*** Opening DATA EXTRACTS ***

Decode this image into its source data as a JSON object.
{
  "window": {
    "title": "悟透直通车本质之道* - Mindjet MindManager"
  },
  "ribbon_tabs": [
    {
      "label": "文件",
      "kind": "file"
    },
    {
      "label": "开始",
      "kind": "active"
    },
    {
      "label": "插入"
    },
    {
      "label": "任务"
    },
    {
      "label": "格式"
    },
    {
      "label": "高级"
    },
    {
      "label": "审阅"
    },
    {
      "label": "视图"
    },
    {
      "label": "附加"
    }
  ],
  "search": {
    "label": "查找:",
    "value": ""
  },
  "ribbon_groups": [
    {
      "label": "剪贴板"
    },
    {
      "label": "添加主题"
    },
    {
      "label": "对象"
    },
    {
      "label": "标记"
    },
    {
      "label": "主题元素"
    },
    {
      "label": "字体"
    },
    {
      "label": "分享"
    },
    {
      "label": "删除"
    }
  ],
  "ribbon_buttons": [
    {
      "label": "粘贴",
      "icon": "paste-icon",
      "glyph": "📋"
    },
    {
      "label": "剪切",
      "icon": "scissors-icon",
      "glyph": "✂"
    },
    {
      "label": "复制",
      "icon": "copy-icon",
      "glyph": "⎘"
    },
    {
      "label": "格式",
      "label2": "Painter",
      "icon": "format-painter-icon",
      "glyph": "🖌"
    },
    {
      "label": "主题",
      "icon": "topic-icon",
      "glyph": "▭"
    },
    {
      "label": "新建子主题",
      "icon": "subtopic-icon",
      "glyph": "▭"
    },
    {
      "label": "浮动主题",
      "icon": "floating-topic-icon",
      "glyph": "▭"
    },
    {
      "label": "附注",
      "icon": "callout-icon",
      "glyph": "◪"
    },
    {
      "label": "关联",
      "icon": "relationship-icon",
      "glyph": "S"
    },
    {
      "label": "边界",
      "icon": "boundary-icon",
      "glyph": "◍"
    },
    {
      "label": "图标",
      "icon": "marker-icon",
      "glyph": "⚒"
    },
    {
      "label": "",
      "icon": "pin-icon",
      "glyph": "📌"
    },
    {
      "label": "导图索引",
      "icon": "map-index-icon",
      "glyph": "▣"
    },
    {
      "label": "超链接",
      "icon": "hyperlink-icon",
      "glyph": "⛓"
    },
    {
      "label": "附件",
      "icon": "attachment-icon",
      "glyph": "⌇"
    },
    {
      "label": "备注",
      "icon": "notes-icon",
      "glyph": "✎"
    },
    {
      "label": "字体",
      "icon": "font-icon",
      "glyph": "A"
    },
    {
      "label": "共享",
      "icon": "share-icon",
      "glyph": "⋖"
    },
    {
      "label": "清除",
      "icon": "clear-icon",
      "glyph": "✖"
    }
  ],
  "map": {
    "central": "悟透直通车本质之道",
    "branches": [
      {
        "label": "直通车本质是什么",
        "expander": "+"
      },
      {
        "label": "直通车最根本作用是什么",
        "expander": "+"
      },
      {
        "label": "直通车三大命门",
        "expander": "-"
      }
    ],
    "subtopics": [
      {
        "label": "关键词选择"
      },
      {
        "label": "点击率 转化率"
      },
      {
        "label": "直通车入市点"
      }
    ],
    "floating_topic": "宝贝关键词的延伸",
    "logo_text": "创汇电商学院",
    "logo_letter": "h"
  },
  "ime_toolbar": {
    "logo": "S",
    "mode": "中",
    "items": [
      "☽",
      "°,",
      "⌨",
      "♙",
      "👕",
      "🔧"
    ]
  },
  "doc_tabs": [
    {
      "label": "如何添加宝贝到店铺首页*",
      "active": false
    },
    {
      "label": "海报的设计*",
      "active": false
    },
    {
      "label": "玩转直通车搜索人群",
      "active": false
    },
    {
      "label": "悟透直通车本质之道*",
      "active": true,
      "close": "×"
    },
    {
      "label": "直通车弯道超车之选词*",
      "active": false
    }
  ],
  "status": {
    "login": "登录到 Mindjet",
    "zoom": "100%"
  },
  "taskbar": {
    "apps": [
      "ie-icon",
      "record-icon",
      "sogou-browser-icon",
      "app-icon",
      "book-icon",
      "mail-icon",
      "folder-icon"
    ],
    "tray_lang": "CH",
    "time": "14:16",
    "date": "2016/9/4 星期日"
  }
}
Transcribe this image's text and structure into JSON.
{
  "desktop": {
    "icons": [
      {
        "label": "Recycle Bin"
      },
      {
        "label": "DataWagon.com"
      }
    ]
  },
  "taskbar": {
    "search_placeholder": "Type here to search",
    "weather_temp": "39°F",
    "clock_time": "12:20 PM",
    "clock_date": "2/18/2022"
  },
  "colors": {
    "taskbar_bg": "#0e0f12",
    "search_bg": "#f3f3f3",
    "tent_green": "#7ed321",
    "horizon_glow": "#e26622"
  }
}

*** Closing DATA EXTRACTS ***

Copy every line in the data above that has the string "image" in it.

ANSWER SPACE:
Decode this image into its source data as a JSON object.
Transcribe this image's text and structure into JSON.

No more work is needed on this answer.